Once upon a time, in the city of Shansi, there lived a scholar who found the company of others too noisy for him. So he made his home in a Buddhist temple. Yet he suffered because there were always so many gnats and fleas in his room that he could not sleep at night.
Once he was resting on his bed after dinner, when suddenly two little knights with plumes in their helmets rode into the room. They might have been two inches high, and rode horses about the size of grasshoppers. On their gauntleted hands they held hunting falcons as large as flies. They rode about the room with great rapidity. The scholar had no more than set eyes on them when a third entered, clad like the others, but carrying a bow and arrows and leading a little hunting dog the size of an ant with him. After him came a great throng of footmen and horsemen, several hundred in all. And they had hunting falcons and hunting dogs by the hundred, too. Then the fleas and gnats began to rise in the air; but were all slain by the falcons. And the hunting dogs climbed on the bed, and sniffed along the walls trailing the fleas, and ate them up. They followed the trace of whatever hid in the cracks, and nosed it out, so that in a short space of time they had killed nearly all the vermin.
The scholar pretended to be asleep and watched them. And the falcons settled down on him, and the dogs crawled along his body. Shortly after came a man clad in yellow, wearing a king’s crown, who climbed on an empty couch and seated himself there. And at once all the horsemen rode up, descended from their horses and brought him all the birds and game. They then gathered beside him in a great throng, and conversed with him in a strange tongue.

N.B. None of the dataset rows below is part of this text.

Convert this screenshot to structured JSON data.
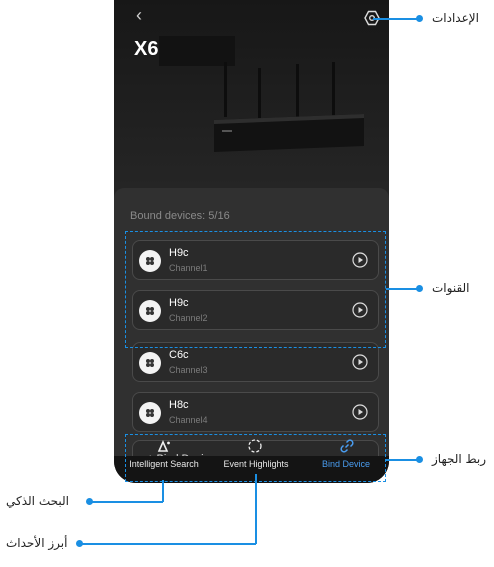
{
  "app": {
    "title": "X6",
    "back_glyph": "‹"
  },
  "hub": {
    "bound_devices": "Bound devices: 5/16"
  },
  "devices": [
    {
      "name": "H9c",
      "channel": "Channel1"
    },
    {
      "name": "H9c",
      "channel": "Channel2"
    },
    {
      "name": "C6c",
      "channel": "Channel3"
    },
    {
      "name": "H8c",
      "channel": "Channel4"
    }
  ],
  "bind": {
    "label": "+ Bind Device",
    "arrow": "›"
  },
  "tabs": [
    {
      "label": "Intelligent Search",
      "icon": "intelligent-search-icon"
    },
    {
      "label": "Event Highlights",
      "icon": "event-highlights-icon"
    },
    {
      "label": "Bind Device",
      "icon": "link-icon",
      "active": true
    }
  ],
  "annotations": {
    "settings": "الإعدادات",
    "channels": "القنوات",
    "bind_device": "ربط الجهاز",
    "intelligent_search": "البحث الذكي",
    "event_highlights": "أبرز الأحداث"
  },
  "colors": {
    "accent": "#1a8fe3",
    "active_tab": "#4a9df0",
    "background": "#1b1b1b"
  }
}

Not long after the king got into a small chariot and his bodyguards saddled their horses with the greatest rapidity. Then they galloped out with great cries of homage, till it looked as though some one were scattering beans and a heavy cloud of dust rose behind them.

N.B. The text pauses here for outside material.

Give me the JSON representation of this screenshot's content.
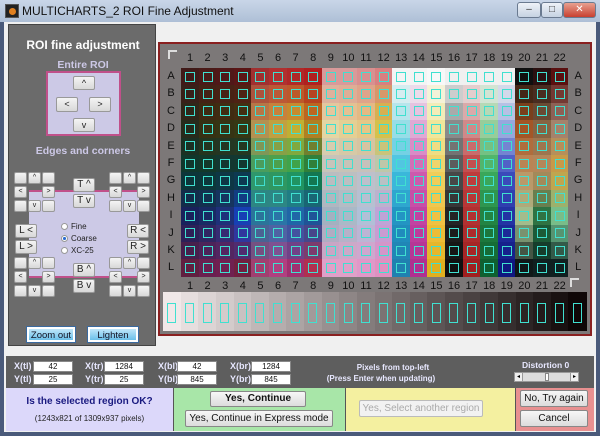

They had nearly all of them disappeared, while the scholar’s eyes were still fixed on them full of terror and astonishment, and he could not imagine whence they had come. He slipped on his shoes and looked; but they had vanished without a trace. Then he returned and looked all about his room; but there was nothing to be seen. Only, on a brick against the wall, they had forgotten a little hunting dog. The scholar quickly caught it and found it quite tame. He put it in his paint-box and examined it closely. It had a very smooth, fine coat, and wore a little collar around its neck. He tried to feed it a few bread-crumbs, but the little dog only sniffed at them and let them lie. Then it leaped into the bed and hunted up some nits and gnats in the folds of the linen, which it devoured. Then it returned and lay down. When the night had passed the scholar feared it might have run away; but there it lay, curled up as before. Whenever the scholar went to bed, the dog climbed into it and bit to death any vermin it could find. Not a fly or gnat dared alight while it was around. The scholar loved it like a jewel of price.
But once he took a nap in the daytime, and the little dog crawled into bed beside him. The scholar woke and turned around, supporting himself on his side. As he did so he felt something, and feared it might be his little dog. He quickly rose and looked, but it was already dead—pressed flat, as though cut out of paper!
But at any rate none of the vermin had survived it.
Note: This tale is taken from the Liau Dschai (“Strange Stories”) of P’u Sung Lang (b. 1622). It is a parallel of the preceding one and shows how the same material returns in a different working-out.
Notes: The Chinese Fairy Book contains 74 Chinese folktales, sorted into several categories.
Editor: Dr. R. Wilhelm
Publisher: Frederick A. Stokes Company, New York